**BRIEF**
Extract all lines that hold "this" from the records below.

[Saved entries]
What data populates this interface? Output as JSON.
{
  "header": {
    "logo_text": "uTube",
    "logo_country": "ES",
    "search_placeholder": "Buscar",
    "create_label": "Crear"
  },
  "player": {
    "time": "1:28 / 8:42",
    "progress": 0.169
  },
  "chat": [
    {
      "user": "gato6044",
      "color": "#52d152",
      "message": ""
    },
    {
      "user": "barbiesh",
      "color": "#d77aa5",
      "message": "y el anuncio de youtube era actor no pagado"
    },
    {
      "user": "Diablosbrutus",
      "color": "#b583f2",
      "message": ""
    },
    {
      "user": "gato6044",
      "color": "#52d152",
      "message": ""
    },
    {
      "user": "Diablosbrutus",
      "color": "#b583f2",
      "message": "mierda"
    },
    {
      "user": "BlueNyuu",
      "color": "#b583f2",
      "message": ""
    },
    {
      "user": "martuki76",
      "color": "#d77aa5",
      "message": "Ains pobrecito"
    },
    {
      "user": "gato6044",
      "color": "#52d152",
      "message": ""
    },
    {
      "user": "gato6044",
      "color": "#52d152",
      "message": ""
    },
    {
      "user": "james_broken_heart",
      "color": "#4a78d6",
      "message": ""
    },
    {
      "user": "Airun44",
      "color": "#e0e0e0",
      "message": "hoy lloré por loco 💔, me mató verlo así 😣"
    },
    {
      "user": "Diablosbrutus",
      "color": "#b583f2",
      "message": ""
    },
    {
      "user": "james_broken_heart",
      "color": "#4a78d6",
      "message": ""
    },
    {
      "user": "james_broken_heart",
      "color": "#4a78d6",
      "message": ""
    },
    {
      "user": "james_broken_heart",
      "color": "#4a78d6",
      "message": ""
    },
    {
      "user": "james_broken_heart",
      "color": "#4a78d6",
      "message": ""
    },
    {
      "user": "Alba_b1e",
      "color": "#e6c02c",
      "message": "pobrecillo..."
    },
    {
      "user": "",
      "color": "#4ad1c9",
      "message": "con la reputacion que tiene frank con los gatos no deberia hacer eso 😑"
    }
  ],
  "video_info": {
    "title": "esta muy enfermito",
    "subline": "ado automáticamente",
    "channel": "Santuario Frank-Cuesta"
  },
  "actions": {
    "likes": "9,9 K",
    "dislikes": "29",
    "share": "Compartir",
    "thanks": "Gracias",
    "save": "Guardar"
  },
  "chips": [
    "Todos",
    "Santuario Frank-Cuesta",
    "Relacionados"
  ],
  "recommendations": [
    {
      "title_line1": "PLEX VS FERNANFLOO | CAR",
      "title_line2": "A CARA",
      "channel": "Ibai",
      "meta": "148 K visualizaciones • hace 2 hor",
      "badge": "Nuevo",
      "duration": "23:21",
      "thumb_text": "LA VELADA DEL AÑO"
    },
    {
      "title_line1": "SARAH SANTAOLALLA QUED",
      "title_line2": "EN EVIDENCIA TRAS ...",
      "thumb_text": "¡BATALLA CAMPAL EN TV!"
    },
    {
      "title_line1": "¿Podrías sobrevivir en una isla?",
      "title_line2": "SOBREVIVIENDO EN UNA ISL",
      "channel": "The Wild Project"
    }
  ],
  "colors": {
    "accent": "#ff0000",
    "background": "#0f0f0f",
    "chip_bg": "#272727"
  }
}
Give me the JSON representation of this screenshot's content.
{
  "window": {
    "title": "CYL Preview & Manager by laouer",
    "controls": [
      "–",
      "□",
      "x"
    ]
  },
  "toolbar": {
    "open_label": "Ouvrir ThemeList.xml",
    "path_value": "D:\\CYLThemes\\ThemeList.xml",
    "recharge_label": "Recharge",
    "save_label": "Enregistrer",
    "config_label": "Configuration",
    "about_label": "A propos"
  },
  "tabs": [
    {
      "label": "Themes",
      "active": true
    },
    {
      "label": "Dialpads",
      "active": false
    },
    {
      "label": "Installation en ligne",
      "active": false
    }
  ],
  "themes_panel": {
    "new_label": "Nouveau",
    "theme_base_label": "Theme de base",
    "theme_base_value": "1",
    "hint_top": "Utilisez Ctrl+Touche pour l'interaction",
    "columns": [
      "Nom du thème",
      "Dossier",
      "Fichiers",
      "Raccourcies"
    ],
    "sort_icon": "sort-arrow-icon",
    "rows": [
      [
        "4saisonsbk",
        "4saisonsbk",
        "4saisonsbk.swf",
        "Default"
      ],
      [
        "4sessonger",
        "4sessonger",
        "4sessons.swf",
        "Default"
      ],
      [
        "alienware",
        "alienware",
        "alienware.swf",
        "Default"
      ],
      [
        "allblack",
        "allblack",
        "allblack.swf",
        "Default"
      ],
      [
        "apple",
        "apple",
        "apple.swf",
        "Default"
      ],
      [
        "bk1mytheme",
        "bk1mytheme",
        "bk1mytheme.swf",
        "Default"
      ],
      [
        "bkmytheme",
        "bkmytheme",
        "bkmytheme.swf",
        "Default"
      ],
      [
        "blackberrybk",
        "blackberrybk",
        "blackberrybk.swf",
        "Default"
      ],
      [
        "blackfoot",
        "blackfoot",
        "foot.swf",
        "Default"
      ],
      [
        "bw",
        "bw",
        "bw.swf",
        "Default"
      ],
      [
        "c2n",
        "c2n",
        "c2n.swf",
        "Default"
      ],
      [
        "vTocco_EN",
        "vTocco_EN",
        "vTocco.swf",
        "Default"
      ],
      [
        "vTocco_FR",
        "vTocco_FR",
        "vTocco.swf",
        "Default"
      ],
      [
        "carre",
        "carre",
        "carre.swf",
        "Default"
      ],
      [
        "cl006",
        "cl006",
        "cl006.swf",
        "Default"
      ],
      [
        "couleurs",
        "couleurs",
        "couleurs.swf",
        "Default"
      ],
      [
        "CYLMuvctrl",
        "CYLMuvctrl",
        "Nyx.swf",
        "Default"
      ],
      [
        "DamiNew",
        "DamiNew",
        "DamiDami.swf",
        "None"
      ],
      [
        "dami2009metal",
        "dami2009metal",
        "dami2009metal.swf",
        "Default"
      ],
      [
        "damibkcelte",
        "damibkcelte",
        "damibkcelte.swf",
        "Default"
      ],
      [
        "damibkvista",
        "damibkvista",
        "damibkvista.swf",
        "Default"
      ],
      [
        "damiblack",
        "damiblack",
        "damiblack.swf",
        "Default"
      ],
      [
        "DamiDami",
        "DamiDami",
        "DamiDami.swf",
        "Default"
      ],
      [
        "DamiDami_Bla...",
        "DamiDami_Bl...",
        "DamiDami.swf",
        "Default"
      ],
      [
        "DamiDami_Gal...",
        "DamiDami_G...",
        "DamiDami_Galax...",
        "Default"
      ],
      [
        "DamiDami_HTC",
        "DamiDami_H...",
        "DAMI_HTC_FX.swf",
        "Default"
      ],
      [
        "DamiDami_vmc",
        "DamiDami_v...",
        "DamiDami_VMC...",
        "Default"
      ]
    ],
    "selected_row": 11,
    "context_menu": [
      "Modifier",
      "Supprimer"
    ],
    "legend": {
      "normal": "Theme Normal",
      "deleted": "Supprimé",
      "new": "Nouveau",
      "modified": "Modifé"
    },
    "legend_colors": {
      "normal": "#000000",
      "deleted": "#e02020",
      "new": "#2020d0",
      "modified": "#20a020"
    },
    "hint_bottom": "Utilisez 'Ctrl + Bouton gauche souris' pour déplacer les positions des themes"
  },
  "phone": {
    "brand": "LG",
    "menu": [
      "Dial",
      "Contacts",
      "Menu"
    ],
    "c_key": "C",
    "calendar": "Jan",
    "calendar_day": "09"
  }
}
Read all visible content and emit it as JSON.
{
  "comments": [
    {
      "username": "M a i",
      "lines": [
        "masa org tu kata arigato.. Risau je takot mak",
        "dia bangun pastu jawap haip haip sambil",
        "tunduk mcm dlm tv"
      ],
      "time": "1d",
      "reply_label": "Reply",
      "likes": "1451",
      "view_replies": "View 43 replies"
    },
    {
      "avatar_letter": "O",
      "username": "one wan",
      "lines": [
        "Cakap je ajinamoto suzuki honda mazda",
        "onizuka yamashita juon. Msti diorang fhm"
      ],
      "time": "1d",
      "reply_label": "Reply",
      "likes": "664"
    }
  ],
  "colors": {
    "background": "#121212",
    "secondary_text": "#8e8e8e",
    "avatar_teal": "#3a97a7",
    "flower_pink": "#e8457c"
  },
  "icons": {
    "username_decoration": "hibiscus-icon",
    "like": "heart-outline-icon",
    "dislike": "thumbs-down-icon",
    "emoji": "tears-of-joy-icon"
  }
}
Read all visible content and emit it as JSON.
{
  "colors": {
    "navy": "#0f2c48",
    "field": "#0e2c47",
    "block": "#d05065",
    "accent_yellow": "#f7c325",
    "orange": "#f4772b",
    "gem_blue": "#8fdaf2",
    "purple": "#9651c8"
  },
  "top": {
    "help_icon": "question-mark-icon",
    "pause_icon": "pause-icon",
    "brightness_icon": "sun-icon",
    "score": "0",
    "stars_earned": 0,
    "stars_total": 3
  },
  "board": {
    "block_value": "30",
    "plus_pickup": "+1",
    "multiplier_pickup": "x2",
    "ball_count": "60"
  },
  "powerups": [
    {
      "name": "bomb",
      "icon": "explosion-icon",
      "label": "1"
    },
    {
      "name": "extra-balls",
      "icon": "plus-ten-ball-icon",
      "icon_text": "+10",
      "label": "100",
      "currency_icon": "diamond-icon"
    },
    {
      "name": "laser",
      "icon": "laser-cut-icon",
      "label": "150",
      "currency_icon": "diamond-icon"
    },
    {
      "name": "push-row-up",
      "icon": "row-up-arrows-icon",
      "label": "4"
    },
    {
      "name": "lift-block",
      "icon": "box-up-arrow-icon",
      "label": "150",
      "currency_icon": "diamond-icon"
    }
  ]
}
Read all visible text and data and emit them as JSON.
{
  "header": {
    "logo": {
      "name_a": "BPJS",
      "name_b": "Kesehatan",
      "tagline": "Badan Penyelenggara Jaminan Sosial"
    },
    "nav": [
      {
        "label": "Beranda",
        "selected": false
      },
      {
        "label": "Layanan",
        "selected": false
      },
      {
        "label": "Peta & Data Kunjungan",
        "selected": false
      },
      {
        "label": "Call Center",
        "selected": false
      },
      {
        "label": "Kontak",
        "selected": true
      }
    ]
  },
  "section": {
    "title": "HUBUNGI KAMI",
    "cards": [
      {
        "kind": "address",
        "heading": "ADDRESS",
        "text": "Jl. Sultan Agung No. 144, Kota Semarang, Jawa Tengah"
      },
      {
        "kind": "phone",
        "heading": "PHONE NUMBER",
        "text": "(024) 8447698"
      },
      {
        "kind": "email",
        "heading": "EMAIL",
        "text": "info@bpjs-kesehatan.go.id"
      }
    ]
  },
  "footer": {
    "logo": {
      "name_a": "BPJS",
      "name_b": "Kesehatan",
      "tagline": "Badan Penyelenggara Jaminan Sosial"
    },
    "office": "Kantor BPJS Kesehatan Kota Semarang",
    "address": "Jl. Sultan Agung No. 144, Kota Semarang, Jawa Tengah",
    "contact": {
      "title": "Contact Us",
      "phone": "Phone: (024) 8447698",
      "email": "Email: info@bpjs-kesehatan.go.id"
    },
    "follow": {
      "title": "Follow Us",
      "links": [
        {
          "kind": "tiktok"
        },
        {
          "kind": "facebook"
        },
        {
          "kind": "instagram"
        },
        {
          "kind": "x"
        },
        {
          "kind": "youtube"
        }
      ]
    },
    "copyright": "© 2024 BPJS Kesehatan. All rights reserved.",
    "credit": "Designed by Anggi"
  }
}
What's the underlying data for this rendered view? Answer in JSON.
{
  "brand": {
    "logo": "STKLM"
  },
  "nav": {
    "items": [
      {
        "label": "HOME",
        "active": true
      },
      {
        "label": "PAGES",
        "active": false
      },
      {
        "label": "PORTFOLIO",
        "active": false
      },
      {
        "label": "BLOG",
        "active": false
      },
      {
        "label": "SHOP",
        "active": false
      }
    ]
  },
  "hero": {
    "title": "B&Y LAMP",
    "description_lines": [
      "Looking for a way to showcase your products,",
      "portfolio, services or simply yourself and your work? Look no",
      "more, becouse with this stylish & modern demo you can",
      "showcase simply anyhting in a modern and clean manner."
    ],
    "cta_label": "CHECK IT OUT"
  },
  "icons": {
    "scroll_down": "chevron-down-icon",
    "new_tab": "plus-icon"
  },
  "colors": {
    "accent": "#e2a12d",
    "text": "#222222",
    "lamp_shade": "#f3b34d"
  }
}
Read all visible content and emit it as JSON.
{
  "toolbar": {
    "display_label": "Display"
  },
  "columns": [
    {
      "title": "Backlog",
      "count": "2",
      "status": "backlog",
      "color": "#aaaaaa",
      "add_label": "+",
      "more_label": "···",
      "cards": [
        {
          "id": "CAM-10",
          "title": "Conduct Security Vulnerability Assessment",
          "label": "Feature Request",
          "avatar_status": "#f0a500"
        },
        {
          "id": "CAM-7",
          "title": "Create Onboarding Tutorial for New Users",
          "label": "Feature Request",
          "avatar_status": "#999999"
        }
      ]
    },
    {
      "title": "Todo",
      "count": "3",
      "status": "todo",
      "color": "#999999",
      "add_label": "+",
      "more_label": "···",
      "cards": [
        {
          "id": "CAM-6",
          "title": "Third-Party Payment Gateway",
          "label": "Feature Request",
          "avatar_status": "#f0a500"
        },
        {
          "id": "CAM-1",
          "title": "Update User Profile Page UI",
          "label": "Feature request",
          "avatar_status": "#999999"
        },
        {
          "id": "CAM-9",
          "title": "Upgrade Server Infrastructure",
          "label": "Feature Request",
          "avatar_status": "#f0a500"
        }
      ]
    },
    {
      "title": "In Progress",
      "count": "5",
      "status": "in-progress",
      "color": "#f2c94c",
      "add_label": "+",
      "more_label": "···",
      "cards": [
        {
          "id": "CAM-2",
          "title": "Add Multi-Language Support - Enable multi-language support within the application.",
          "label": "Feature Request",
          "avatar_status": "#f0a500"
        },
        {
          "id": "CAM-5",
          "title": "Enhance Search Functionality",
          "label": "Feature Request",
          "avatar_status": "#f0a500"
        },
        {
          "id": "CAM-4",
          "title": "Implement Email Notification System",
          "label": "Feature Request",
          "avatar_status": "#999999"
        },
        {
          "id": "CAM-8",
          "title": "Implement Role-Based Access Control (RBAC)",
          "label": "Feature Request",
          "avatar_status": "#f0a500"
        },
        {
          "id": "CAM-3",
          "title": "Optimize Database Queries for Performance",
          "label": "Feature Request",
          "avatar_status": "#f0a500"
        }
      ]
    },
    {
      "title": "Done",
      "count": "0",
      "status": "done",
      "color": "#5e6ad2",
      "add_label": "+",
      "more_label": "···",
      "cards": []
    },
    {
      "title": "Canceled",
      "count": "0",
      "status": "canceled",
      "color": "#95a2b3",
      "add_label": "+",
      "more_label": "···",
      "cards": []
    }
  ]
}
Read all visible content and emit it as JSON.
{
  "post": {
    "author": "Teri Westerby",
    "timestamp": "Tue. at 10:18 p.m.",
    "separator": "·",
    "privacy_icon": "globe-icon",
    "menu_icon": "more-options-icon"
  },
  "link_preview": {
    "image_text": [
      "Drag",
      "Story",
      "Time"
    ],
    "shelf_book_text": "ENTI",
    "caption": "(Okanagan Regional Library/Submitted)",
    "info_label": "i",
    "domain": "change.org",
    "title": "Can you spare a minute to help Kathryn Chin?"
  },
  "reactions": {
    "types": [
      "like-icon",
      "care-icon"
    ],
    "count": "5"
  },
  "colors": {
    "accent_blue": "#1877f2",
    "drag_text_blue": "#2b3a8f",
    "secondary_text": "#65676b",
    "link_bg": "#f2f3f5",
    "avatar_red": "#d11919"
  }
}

**EXPECTED OUTPUT**
What data populates this interface? Output as JSON.
Give me the JSON representation of this screenshot's content.
What's the underlying data for this rendered view? Answer in JSON.
      "more, becouse with this stylish & modern demo you can",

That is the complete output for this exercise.